December 8, 2021
Maybe you already know the USDA statistics: Illinois farmers harvested 11.1 million acres of corn in 2020, which produced 2.1 billion bushels and averaged 191 bushels per acres. But how much do you know about the Illinois corn export market?
Without a doubt, fertile soils and ideal weather conditions allow Illinois to serve as a world leader of corn production, says Collin Watters, director of exports and logistics at IL Corn. Plus, infrastructure such as rivers, roads and rails provide a steady movement of grain throughout the nation and beyond.
The numbers prove it.
“Over the past five years, 42% of the corn produced in Illinois left the state, with about half of that amount destined for overseas markets,” he says.
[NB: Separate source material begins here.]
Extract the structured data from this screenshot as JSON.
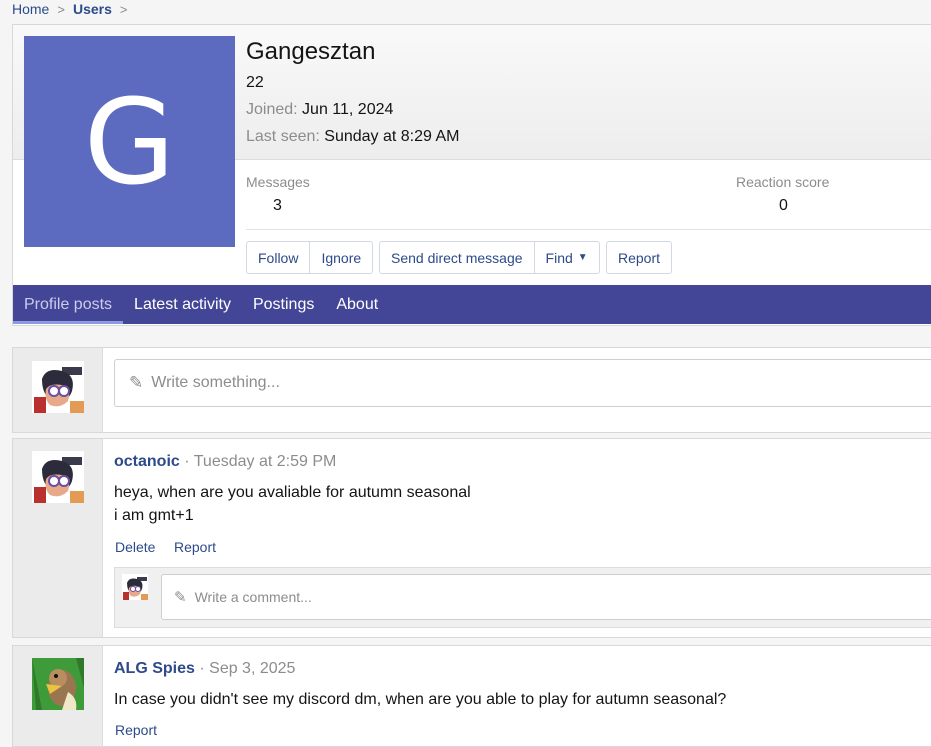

Illinois also ranks as the No. 1 corn exporter in the U.S., with exports at 1,026 million bushels.
Diverse Illinois markets such as corn processing and livestock development aid in farmers’ corn production success, Watters says.
“Exports of beef, pork, poultry, ethanol and dried distillers grains help drive corn demand and rural economic development,” he says. “In marketing year 2019-20, U.S. corn supplies were tight and grain exports low. However, the U.S. exported nearly the same amount of corn through meats, ethanol and distillers grains as we did in grain.”
Looking ahead, Watters predicts export markets to continue to be important to farmers.
The world is becoming wealthier, and demand for feed and fuel will grow, he says. Luckily, corn production continues to increase, with yields growing at roughly 2 bushels per acre each year.
However, there will still be challenges.
A rise in corn production means the need for finding more, and new, places for Illinois grain to go, Watters says. But this will become harder as export competitors such as Brazil, Argentina and Ukraine are also seeing a yield increase and a need for more export outlets.
“Recently, the U.S. has not engaged in new free-trade agreement negotiations that could bring new market access to U.S. farmers,” he says. “Without new free-trade agreements, the U.S. is at a competitive disadvantage.”
About the Author(s)
Field editor, Farm Progress
A 10th-generation agriculturist, Sierra Day grew up alongside the Angus cattle, corn and soybeans on her family’s operation in Cerro Gordo, Ill. Although she spent an equal amount in farm machinery as she did in the cattle barn as a child, Day developed a bigger passion for the cattle side of the things.
An active member of organizations such as 4-H, FFA and the National Junior Angus Association, she was able to show Angus cattle on the local, state and national levels while participating in contests and leadership opportunities that were presented through these programs.
As Day got older, she began to understand the importance of transitioning from a member to a mentor for other youth in the industry. Thus, her professional and career focus is centered around educating agriculture producers and youth to aid in prospering the agriculture industry.
In 2018, she received her associate degree from Lake Land College, where her time was spent as an active member in clubs such as Ag Transfer club and PAS. A December 2020 graduate of Kansas State University in Animal Sciences & Industry and Agricultural Communications & Journalism, Day was active in Block & Bridle and Agriculture Communicators of Tomorrow, while also serving as a communications student worker in the animal science department.
Day currently resides back home where she owns and operates Day Cattle Farm with her younger brother, Chayton. The duo strives to raise functional cattle that are show ring quality and a solid foundation for building anyone’s herd.
You May Also Like